Although he had confessed to the murders, during his June 11th arraignment, Roush plead not guilty. On July 18th, as his trial was about to begin, Roush changed his plea to not guilty by reason of insanity, and this caused a delay in the trial. He was sent to the notorious Lima State Hospital for the Criminally Insane for 8 days where doctors eventually declared him sane.

The trial finally got underway on August 1st, 1938, and despite the oppressive heat, the courtroom was packed during the trial. Prosecutor Paul Michel decided to try Roush only for the murder of Mr. Myers (with a trial for the murder of Mrs. Myers planned should he fail to get a conviction).

fire-damage
The interior of the Myers farm after the fire. The room in the foreground is the dining room where Mrs. Myers was found. The room in the background is the downstairs bedroom where Mr. Myers was found.

During the trial, Roush took the stand in his own defense where he made a couple of outrageous claims. For one, he said Mr. Myers had made unwanted advances on his wife, Virgie, that had enraged him. However, Roush also claimed that he didn’t actually carry out the murders; instead a former farmhand named Joe Cammon had done it for Roush. No one took either of these claims seriously, and neither Mrs. Roush nor Mr. Cammon was ever called to testify.

On August 15th, 1938, a jury found Roush guilty of the murder of Mr. Myers. They did not recommend mercy, and Judge Hector Young sentenced Roush to death. The trial had lasted six days. Although members of the Roush family were seen off and on during his trial (especially Mrs. Roush), no one from his family was present during sentencing.

When the death sentence was handed down, Roush didn’t react. A reporter from the Star who visited Roush on death row reported that he seemed “resigned to his rapidly approaching death.”

The End of Harvey Roush

Roush's photo from the Ohio Department of Rehabilitation and Corrections. The text accompanying the image reads, "Harvey Roush, Legally Electrocuted for the Murder of Mr. and Mrs. Homer Mysers at Marion, Ohio."
Roush’s photo from the Ohio Department of Rehabilitation and Corrections. The text accompanying the image reads, “Harvey Roush, Legally Electrocuted for the Murder of Mr. and Mrs. Homer Myers at Marion, Ohio.”

At 8:03 p.m. in front of 130 witnesses (53 of whom were from Marion County), the prison warden gave the signal, and for one full minute an electric current passed through Harvey Roush’s body. At 8:04 a doctor declared him dead.

Roush’s last words were, “I shall not kill.” This sentence caused considerable debate among the spectators. Was he talking about himself? Or admonishing the state that was executing him? We’ll never know.

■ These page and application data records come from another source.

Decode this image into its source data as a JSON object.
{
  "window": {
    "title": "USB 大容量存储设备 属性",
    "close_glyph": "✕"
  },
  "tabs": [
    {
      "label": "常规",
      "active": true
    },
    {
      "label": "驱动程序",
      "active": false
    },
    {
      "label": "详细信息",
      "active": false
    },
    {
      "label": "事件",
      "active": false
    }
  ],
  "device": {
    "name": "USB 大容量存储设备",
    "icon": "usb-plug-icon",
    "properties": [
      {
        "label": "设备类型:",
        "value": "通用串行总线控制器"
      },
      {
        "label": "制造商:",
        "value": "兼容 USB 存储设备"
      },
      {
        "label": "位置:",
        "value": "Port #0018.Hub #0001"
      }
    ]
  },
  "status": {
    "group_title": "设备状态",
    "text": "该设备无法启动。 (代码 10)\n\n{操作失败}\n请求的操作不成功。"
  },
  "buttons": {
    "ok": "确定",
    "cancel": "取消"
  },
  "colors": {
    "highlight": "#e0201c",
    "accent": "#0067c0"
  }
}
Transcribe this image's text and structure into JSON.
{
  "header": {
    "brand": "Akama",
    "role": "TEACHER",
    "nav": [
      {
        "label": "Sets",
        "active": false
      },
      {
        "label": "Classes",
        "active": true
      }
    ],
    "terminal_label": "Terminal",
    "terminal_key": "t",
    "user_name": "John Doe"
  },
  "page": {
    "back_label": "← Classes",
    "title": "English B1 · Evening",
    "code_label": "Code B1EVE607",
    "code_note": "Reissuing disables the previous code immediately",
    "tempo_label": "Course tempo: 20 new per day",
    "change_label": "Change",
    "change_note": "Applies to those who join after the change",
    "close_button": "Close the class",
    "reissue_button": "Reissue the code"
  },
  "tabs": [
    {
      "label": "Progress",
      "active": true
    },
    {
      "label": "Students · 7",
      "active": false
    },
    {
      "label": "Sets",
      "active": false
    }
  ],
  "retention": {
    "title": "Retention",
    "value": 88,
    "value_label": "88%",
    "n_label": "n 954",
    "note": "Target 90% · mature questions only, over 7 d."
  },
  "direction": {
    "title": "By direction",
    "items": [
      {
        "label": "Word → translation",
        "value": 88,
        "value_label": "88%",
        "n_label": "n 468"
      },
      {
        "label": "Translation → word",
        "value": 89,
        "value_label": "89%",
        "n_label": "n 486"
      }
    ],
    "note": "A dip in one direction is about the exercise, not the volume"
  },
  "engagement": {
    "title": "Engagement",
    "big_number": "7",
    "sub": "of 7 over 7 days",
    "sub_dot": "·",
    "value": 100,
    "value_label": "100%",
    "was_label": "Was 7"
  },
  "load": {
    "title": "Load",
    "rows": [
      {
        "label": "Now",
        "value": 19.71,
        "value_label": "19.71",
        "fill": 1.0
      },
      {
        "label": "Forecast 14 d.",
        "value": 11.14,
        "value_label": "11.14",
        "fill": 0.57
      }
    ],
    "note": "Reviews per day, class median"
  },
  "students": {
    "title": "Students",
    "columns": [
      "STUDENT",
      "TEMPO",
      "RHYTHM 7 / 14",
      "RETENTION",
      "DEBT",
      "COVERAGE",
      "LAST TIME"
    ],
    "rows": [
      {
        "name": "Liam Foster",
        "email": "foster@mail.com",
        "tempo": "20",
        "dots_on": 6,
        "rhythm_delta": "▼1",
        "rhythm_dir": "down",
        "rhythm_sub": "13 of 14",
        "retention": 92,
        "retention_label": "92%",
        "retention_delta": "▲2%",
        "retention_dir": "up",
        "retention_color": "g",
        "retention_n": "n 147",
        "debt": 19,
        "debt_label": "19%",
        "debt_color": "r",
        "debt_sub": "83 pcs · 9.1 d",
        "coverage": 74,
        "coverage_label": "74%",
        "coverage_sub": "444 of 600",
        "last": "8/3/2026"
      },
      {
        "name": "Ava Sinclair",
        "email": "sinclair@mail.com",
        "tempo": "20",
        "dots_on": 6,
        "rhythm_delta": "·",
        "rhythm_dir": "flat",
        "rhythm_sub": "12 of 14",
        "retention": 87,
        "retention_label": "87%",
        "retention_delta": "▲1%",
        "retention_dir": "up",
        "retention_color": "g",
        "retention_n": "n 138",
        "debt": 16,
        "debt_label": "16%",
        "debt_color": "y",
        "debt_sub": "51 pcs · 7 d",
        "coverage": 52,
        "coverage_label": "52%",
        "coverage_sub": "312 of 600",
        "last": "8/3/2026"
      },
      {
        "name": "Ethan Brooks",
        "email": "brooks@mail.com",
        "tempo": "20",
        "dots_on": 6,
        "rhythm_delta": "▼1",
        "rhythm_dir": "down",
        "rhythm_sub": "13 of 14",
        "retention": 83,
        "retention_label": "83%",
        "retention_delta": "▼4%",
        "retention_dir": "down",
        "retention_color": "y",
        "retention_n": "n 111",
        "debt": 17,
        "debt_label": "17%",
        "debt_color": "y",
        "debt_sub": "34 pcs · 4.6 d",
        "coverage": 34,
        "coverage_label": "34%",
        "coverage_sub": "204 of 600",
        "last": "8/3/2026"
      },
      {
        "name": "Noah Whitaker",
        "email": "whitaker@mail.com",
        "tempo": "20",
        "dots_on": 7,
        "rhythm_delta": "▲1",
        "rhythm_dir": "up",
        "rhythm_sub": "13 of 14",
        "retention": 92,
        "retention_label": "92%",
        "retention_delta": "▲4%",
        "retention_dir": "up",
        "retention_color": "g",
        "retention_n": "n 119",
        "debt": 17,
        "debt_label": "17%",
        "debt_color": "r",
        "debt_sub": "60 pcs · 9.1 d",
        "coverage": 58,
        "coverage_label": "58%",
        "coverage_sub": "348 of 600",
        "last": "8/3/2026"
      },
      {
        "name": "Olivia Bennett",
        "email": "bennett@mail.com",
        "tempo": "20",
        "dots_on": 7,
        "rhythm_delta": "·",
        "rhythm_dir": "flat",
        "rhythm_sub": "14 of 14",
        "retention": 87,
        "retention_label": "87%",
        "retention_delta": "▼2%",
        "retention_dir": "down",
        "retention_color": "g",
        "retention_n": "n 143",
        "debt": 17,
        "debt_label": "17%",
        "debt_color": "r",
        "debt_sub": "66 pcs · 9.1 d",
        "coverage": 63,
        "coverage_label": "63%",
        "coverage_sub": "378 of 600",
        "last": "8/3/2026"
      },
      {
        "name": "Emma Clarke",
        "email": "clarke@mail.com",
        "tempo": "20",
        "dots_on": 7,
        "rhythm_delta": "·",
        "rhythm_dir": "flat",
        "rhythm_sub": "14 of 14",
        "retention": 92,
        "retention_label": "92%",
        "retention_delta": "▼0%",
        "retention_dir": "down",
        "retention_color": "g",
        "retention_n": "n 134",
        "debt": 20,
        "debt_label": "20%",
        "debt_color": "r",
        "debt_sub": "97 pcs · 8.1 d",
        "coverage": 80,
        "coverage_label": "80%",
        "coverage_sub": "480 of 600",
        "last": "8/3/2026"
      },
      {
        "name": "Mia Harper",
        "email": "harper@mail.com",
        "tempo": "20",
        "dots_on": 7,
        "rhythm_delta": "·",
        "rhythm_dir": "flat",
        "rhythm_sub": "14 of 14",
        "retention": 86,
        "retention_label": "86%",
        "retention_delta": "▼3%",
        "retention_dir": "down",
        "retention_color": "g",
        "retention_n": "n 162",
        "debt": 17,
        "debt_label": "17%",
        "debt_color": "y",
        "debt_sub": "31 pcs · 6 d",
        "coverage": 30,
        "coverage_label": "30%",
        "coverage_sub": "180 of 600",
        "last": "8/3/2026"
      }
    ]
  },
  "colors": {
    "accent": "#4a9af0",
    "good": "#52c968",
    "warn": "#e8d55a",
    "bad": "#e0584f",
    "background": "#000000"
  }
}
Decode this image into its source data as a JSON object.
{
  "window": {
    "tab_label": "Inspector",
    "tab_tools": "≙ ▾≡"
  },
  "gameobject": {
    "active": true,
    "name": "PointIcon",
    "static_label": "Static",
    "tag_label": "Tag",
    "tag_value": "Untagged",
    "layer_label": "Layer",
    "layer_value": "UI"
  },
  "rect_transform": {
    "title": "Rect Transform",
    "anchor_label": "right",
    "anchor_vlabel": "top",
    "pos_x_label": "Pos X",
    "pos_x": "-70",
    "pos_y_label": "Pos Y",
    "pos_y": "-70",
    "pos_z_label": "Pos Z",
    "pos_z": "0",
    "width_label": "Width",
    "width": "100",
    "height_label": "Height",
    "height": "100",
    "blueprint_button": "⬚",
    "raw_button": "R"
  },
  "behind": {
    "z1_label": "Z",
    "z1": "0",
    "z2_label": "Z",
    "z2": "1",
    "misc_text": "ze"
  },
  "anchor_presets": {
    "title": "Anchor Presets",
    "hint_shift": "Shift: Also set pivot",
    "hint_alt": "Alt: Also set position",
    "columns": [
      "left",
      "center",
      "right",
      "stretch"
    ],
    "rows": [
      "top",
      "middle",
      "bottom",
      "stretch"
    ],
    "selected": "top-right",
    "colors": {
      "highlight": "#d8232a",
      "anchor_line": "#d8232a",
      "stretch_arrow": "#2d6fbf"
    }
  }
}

After Roush’s execution, his wife applied for relief (i.e. welfare) for herself and the two youngest children who still lived with her. She could only stay in the tenant house for a few days after the murder since the property was almost immediately involved in probate court proceedings. When Mr. Roush died, the family had no money in the bank and no life insurance. During his confession, Roush had said that his motive for killing the Myers was “to end my own trouble and fix a little future for my wife and family.” How tragic, then, that Roush left his family with nothing.

- Josh Simpkins

Sources:

The Marion Star, April 26, 1939
The Marion Star, April 27, 1939
The Marion Star, August 1, 1938
The Marion Star, August 5, 1938
The Marion Star, August 6, 1938
The Marion Star, August 15, 1938
The Marion Star, June 6, 1938
The Marion Star, June 11, 1938
The Marion Star, June 18, 1938
The Marion Star, July 18, 1939
The Marion Star, May 2, 1938
The Marion Star, May 3, 1938
The Marion Star, May 4, 1938
The Marion Star, May 5, 1938
The Marion Star, May 7, 1938
The Marion Star, May 11, 1938